Using this test Beattie and McGuire's study come to the conclusion that we cannot necessarily trust surveys to tell the full story about people's views on climate change and sustainability. But although implicit attitudes may paint a more complex picture about public perceptions of climate change and sustainability, psychological research is also starting to reveal what influences people at the implicit level.
In a recent paper in Nature, Anthony Barnosky from the University of California, Berkeley, and colleagues, say that human actions are rapidly forcing the Earth into a new, irreversible planetary state. Predicting when such a critical transition will occur is very difficult and the conditions of a new planetary state will thrust humanity into uncharted waters.
Past major planet state transitions: causes and effects
The paper begins by reviewing past major planet state changes. While these events are rare, they have happened in the past. The shift from the latest ice-age to our current interglacial state, around 14,000 years ago, is one example. The 5 major mass extinctions are other examples. Despite their different timescales, these past critical transitions occur very quickly relative to their bracketing states: for the examples discussed in the paper (ice-age to interglacial transition, mass extinction events) the transitions took less than 5% of the time the previous state had lasted. So what happened on Earth during these past state changes? Some of the key changes identified in the paper are mass species extinctions and large changes in species assemblages. Another critical change is that evolutionary pathways are dramatically altered by these planetary state changes. A striking example is how the mass extinction event of 65 million years ago, helped switch dominance from dinosaurs to mammals on Earth. The causes of all these past global state shifts are identified as global-scale forcings (such as climate change) that changed the way the atmosphere, oceans and climate functioned. For example, 14,000 years ago changes in the solar insolation caused rapid global warming that shifted the planet from ice-age to interglacial conditions. In all instances, these global-scale forcings are so strong that they quickly override local controls against local changes.

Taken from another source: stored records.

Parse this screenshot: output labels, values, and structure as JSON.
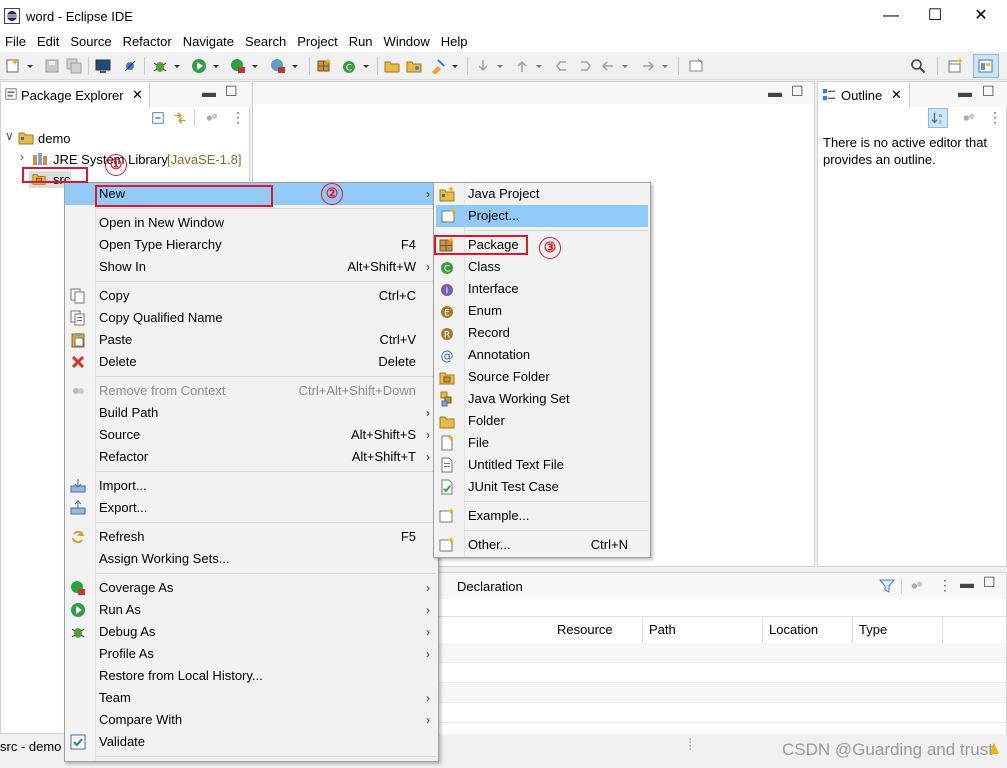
{
  "window": {
    "title": "word - Eclipse IDE",
    "controls": {
      "minimize": "—",
      "maximize": "☐",
      "close": "✕"
    }
  },
  "menubar": [
    "File",
    "Edit",
    "Source",
    "Refactor",
    "Navigate",
    "Search",
    "Project",
    "Run",
    "Window",
    "Help"
  ],
  "package_explorer": {
    "tab_label": "Package Explorer",
    "tree": {
      "project": "demo",
      "library": "JRE System Library",
      "library_version": "[JavaSE-1.8]",
      "src": "src"
    }
  },
  "outline": {
    "tab_label": "Outline",
    "message_line1": "There is no active editor that",
    "message_line2": "provides an outline."
  },
  "bottom_panel": {
    "tab_label": "Declaration",
    "columns": [
      "Resource",
      "Path",
      "Location",
      "Type"
    ]
  },
  "status_bar": {
    "selection": "src - demo"
  },
  "annotations": {
    "step1": "①",
    "step2": "②",
    "step3": "③"
  },
  "context_menu": {
    "items": [
      {
        "label": "New",
        "accel": "",
        "submenu": true,
        "icon": "none"
      },
      {
        "label": "Open in New Window",
        "accel": "",
        "submenu": false
      },
      {
        "label": "Open Type Hierarchy",
        "accel": "F4",
        "submenu": false
      },
      {
        "label": "Show In",
        "accel": "Alt+Shift+W",
        "submenu": true
      },
      {
        "label": "Copy",
        "accel": "Ctrl+C",
        "submenu": false,
        "icon": "copy-icon"
      },
      {
        "label": "Copy Qualified Name",
        "accel": "",
        "submenu": false,
        "icon": "copy-qualified-name-icon"
      },
      {
        "label": "Paste",
        "accel": "Ctrl+V",
        "submenu": false,
        "icon": "paste-icon"
      },
      {
        "label": "Delete",
        "accel": "Delete",
        "submenu": false,
        "icon": "delete-icon"
      },
      {
        "label": "Remove from Context",
        "accel": "Ctrl+Alt+Shift+Down",
        "submenu": false,
        "disabled": true,
        "icon": "remove-context-icon"
      },
      {
        "label": "Build Path",
        "accel": "",
        "submenu": true
      },
      {
        "label": "Source",
        "accel": "Alt+Shift+S",
        "submenu": true
      },
      {
        "label": "Refactor",
        "accel": "Alt+Shift+T",
        "submenu": true
      },
      {
        "label": "Import...",
        "accel": "",
        "submenu": false,
        "icon": "import-icon"
      },
      {
        "label": "Export...",
        "accel": "",
        "submenu": false,
        "icon": "export-icon"
      },
      {
        "label": "Refresh",
        "accel": "F5",
        "submenu": false,
        "icon": "refresh-icon"
      },
      {
        "label": "Assign Working Sets...",
        "accel": "",
        "submenu": false
      },
      {
        "label": "Coverage As",
        "accel": "",
        "submenu": true,
        "icon": "coverage-icon"
      },
      {
        "label": "Run As",
        "accel": "",
        "submenu": true,
        "icon": "run-icon"
      },
      {
        "label": "Debug As",
        "accel": "",
        "submenu": true,
        "icon": "debug-icon"
      },
      {
        "label": "Profile As",
        "accel": "",
        "submenu": true
      },
      {
        "label": "Restore from Local History...",
        "accel": "",
        "submenu": false
      },
      {
        "label": "Team",
        "accel": "",
        "submenu": true
      },
      {
        "label": "Compare With",
        "accel": "",
        "submenu": true
      },
      {
        "label": "Validate",
        "accel": "",
        "submenu": false,
        "icon": "checkbox-icon"
      }
    ]
  },
  "new_submenu": {
    "items": [
      {
        "label": "Java Project",
        "accel": ""
      },
      {
        "label": "Project...",
        "accel": ""
      },
      {
        "label": "Package",
        "accel": ""
      },
      {
        "label": "Class",
        "accel": ""
      },
      {
        "label": "Interface",
        "accel": ""
      },
      {
        "label": "Enum",
        "accel": ""
      },
      {
        "label": "Record",
        "accel": ""
      },
      {
        "label": "Annotation",
        "accel": ""
      },
      {
        "label": "Source Folder",
        "accel": ""
      },
      {
        "label": "Java Working Set",
        "accel": ""
      },
      {
        "label": "Folder",
        "accel": ""
      },
      {
        "label": "File",
        "accel": ""
      },
      {
        "label": "Untitled Text File",
        "accel": ""
      },
      {
        "label": "JUnit Test Case",
        "accel": ""
      },
      {
        "label": "Example...",
        "accel": ""
      },
      {
        "label": "Other...",
        "accel": "Ctrl+N"
      }
    ]
  },
  "watermark": "CSDN @Guarding and trust",
  "colors": {
    "highlight": "#91c9f7",
    "annotation_red": "#e0162b",
    "disabled": "#8c8c8c"
  }
}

Professor Gretchen Daily, at Stanford University in California and one of the world's foremost experts on the valuation of natural capital is awarded the 2012 Volvo Environment Prize. She is convinced that the only way to create long-term welfare is to quantify the value of ecosystems.
Current environmental policy is not having any real impact in Colombia. While the concept of sustainable development and ecosystem services are often being thrown around, they're rarely being embedded into the social processes designed to manage the environment. In other words these concepts have not been operationalized in a proper manner, and this is by no means a problem specific to Colombia. However, in a move to tackle this, the Government of Colombia has been assessing its approach to biodiversity management over the last four years, seeking to reach higher impacts for its conservation and sustainable use. Brigitte Baptiste, founder and general director of the Humboldt Institute in Colombia, held a Stockholm Seminar recently highlighting the long and difficult road to reaching a new policy that encompasses a social-ecological resilience approach to ecosystem service governance.

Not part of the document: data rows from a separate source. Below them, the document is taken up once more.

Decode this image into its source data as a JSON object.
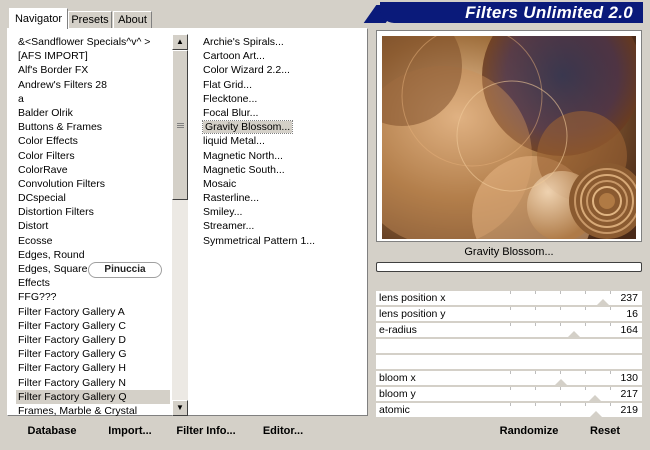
{
  "app": {
    "title": "Filters Unlimited 2.0"
  },
  "tabs": [
    {
      "label": "Navigator"
    },
    {
      "label": "Presets"
    },
    {
      "label": "About"
    }
  ],
  "categories": {
    "items": [
      "&<Sandflower Specials^v^ >",
      "[AFS IMPORT]",
      "Alf's Border FX",
      "Andrew's Filters 28",
      "a",
      "Balder Olrik",
      "Buttons & Frames",
      "Color Effects",
      "Color Filters",
      "ColorRave",
      "Convolution Filters",
      "DCspecial",
      "Distortion Filters",
      "Distort",
      "Ecosse",
      "Edges, Round",
      "Edges, Square",
      "Effects",
      "FFG???",
      "Filter Factory Gallery A",
      "Filter Factory Gallery C",
      "Filter Factory Gallery D",
      "Filter Factory Gallery G",
      "Filter Factory Gallery H",
      "Filter Factory Gallery N",
      "Filter Factory Gallery Q",
      "Frames, Marble & Crystal"
    ],
    "selected": "Filter Factory Gallery Q"
  },
  "filters": {
    "items": [
      "Archie's Spirals...",
      "Cartoon Art...",
      "Color Wizard 2.2...",
      "Flat Grid...",
      "Flecktone...",
      "Focal Blur...",
      "Gravity Blossom...",
      "liquid Metal...",
      "Magnetic North...",
      "Magnetic South...",
      "Mosaic",
      "Rasterline...",
      "Smiley...",
      "Streamer...",
      "Symmetrical Pattern 1..."
    ],
    "selected": "Gravity Blossom..."
  },
  "watermark": "Pinuccia",
  "preview": {
    "filter_name": "Gravity Blossom...",
    "progress": 0
  },
  "params": [
    {
      "label": "lens position x",
      "value": "237",
      "slider": 0.93
    },
    {
      "label": "lens position y",
      "value": "16",
      "slider": null
    },
    {
      "label": "e-radius",
      "value": "164",
      "slider": 0.64
    },
    {
      "label": "",
      "value": "",
      "slider": null
    },
    {
      "label": "",
      "value": "",
      "slider": null
    },
    {
      "label": "bloom x",
      "value": "130",
      "slider": 0.51
    },
    {
      "label": "bloom y",
      "value": "217",
      "slider": 0.85
    },
    {
      "label": "atomic",
      "value": "219",
      "slider": 0.86
    }
  ],
  "buttons": {
    "database": "Database",
    "import": "Import...",
    "filter_info": "Filter Info...",
    "editor": "Editor...",
    "randomize": "Randomize",
    "reset": "Reset"
  },
  "colors": {
    "banner": "#0a1a7a",
    "selection": "#d4d0c8"
  }
}
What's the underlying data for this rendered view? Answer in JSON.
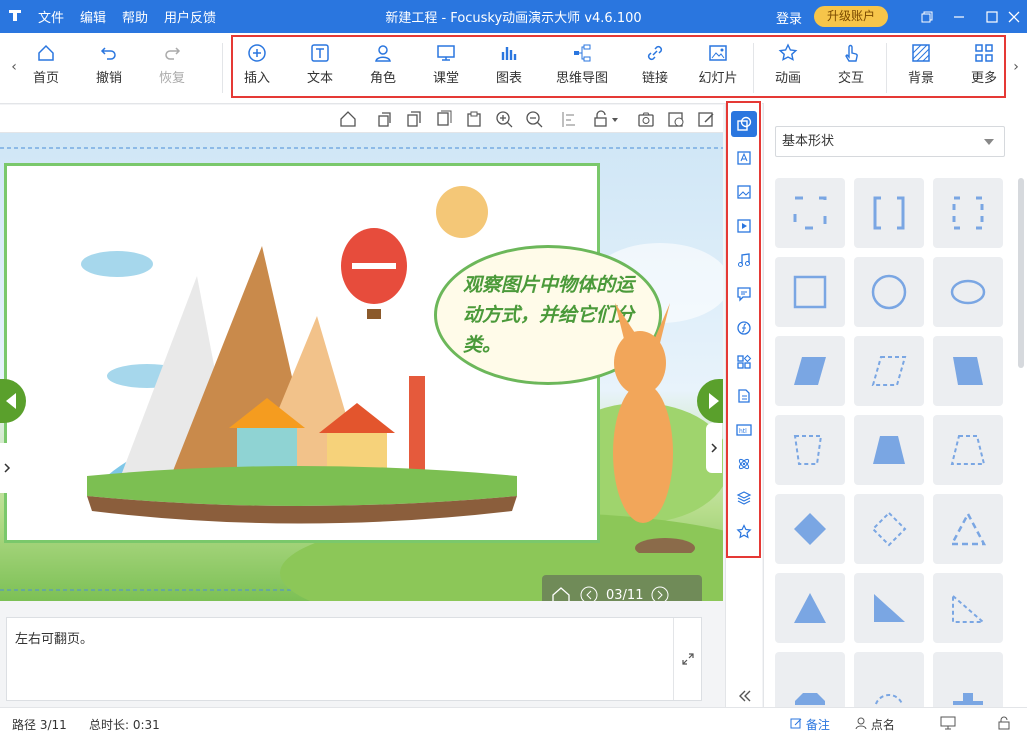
{
  "titlebar": {
    "menu": [
      "文件",
      "编辑",
      "帮助",
      "用户反馈"
    ],
    "title": "新建工程 - Focusky动画演示大师  v4.6.100",
    "login": "登录",
    "upgrade": "升级账户"
  },
  "toolbar": {
    "home": "首页",
    "undo": "撤销",
    "redo": "恢复",
    "insert": "插入",
    "text": "文本",
    "role": "角色",
    "class": "课堂",
    "chart": "图表",
    "mindmap": "思维导图",
    "link": "链接",
    "slides": "幻灯片",
    "animation": "动画",
    "interaction": "交互",
    "background": "背景",
    "more": "更多"
  },
  "slide": {
    "bubble_text": "观察图片中物体的运动方式，并给它们分类。",
    "pager": "03/11"
  },
  "notes": {
    "text": "左右可翻页。"
  },
  "panel": {
    "dropdown_value": "基本形状"
  },
  "statusbar": {
    "path": "路径 3/11",
    "duration": "总时长: 0:31",
    "notes": "备注",
    "rollcall": "点名"
  },
  "colors": {
    "accent": "#2a76df",
    "shape_fill": "#7aa6e3",
    "highlight": "#e53935"
  }
}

"Parke Troutman tells us that “Carrots are not enough” in a compelling piece challenging the framing and potential of local food, and urging a nuanced but still forward-looking and positive vision of the movement.

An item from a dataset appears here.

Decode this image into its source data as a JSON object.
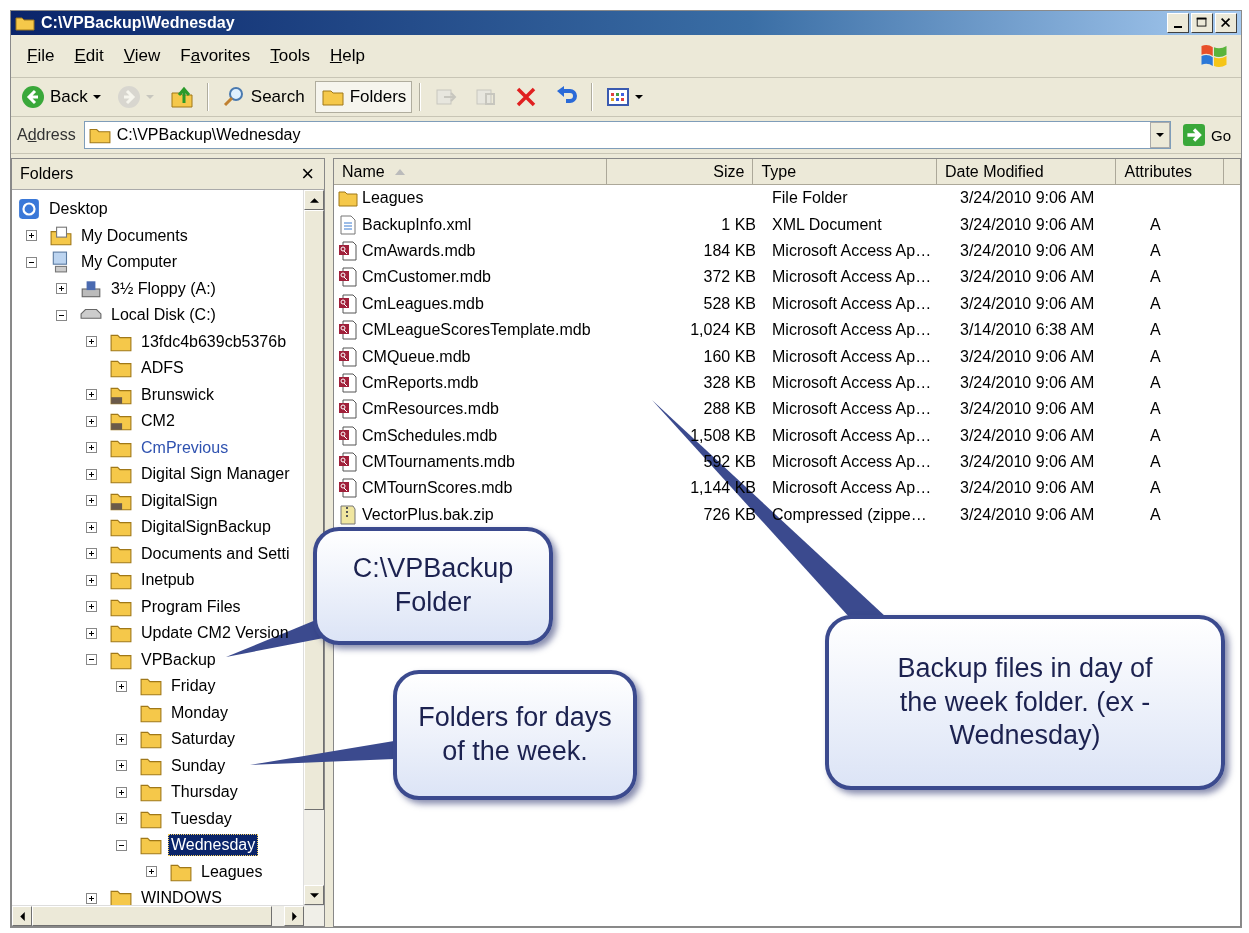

Humans have never eaten “all locally”, he points out, which is quite certainly correct. Indeed, in a book chapter to be published next year, I call one of the goals of Brazil’s Landless Rural Workers’ Movement (o MST) a “brazen and historically accurate” revival of the concept of subsistence:"